Jury told Dundee businessman accused of fraud was naive
A jury has been told a Dundee businessman accused of cheating the government out of millions of pounds was an enthusiastic but naive entrepreneur, not a fraudster.
Shahid Ramzan, 40, from Broughty Ferry, denies he was responsible for VAT evasion amounting to some £6m.
He also denies two Spanish companies he floated were used to fraudulently export £20.5m out of the UK.
The trial at the High Court in Edinburgh continues.
Mr Ramzan is accused of using so-called missing trader intra community (MTIC) fraud to transfer the funds out of the country.
The trial has heard that MTIC frauds typically involve imported goods being passed from company to company to fool Customs and Excise into refunding VAT which has never actually been paid.
The two and a half month trial at the High Court in Edinburgh has reached its closing stages, with defence QC Murray Macara making his closing speech to the jury.
The lawyer told them that Mr Ramzan had been open about everything he had done, including his ambition to make money by buying and selling mobile phones.
Mr Macara said the trade was genuine, not simply a front to cheat the Treasury.
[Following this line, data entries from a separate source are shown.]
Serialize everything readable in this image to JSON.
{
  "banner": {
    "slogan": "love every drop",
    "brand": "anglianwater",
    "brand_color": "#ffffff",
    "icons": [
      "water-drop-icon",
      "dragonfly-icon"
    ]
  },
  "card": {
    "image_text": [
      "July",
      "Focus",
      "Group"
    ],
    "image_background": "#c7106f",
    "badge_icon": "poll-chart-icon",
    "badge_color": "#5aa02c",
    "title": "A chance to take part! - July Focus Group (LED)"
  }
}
He added: "He didn't think he was doing anything wrong."
The trial has heard how Mr Ramzan's bankers stepped in and closed his accounts after customs officers passed on their suspicions about what he was doing.
Mr Macara said: "There is a degree of openness about Mr Ramzan's relationship with the bank, a degree of enthusiasm which, while painting him as a somewhat naive entrepreneur also paints him as someone who wanted to be involved in legitimate trade."
A verdict in the case is expected to be reached later this week.